## WORK ORDER
Please copy each line below that contains the string "title".

## DATASET CONTENT

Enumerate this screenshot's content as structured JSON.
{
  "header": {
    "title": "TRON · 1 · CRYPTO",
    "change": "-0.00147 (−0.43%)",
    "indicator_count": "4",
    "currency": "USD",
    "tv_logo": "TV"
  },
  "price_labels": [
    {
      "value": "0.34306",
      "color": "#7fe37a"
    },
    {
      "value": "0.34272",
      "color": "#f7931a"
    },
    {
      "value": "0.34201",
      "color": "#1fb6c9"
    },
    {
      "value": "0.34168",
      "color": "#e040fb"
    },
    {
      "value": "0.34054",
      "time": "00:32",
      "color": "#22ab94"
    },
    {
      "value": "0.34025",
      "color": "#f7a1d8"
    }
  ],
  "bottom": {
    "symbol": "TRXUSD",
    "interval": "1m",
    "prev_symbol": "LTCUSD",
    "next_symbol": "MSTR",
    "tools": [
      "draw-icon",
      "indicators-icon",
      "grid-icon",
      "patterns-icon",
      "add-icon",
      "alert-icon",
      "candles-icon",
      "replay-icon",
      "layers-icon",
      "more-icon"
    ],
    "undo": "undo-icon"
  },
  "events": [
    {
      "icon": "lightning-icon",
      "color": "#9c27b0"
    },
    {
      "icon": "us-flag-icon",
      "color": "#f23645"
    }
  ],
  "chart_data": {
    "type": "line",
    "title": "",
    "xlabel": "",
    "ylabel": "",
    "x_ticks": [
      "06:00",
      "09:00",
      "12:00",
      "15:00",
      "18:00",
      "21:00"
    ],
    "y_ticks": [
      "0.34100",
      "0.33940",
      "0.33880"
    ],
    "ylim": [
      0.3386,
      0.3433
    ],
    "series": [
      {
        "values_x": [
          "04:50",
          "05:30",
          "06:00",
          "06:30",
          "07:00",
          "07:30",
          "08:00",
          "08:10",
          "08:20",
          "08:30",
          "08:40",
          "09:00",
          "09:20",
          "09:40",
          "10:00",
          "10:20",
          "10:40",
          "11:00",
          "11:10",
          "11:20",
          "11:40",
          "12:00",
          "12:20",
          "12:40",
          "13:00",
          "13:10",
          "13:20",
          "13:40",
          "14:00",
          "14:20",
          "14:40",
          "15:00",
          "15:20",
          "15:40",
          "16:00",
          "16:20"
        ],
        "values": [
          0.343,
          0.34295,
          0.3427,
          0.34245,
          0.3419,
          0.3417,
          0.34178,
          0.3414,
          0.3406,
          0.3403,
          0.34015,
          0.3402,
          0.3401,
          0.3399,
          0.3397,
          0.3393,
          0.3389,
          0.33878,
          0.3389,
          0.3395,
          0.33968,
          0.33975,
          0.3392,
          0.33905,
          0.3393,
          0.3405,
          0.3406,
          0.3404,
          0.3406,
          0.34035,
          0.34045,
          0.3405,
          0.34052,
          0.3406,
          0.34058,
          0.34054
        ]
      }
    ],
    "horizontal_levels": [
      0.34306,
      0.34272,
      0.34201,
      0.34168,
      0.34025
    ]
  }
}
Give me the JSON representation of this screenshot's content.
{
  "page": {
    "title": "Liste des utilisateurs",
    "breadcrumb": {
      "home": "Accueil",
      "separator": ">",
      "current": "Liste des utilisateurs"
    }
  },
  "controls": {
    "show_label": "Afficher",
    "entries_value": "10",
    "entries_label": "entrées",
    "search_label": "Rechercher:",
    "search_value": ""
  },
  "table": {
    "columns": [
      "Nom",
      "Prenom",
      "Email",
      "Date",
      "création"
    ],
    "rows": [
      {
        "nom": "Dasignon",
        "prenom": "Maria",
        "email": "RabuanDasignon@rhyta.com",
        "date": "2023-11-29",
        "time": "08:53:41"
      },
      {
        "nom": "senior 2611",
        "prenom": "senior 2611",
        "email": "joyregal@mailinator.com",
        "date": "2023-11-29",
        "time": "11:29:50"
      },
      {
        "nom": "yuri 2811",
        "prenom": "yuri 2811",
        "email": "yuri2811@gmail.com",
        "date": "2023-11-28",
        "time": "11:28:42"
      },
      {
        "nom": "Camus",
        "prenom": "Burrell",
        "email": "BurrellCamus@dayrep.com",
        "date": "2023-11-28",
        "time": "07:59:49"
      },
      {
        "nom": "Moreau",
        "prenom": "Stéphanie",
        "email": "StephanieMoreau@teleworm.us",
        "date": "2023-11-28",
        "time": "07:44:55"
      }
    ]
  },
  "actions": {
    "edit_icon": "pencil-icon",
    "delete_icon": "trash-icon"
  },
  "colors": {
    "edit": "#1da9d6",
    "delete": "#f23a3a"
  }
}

## THE ANSWER
    "title": "TRON · 1 · CRYPTO",
    "title": "",
    "title": "Liste des utilisateurs",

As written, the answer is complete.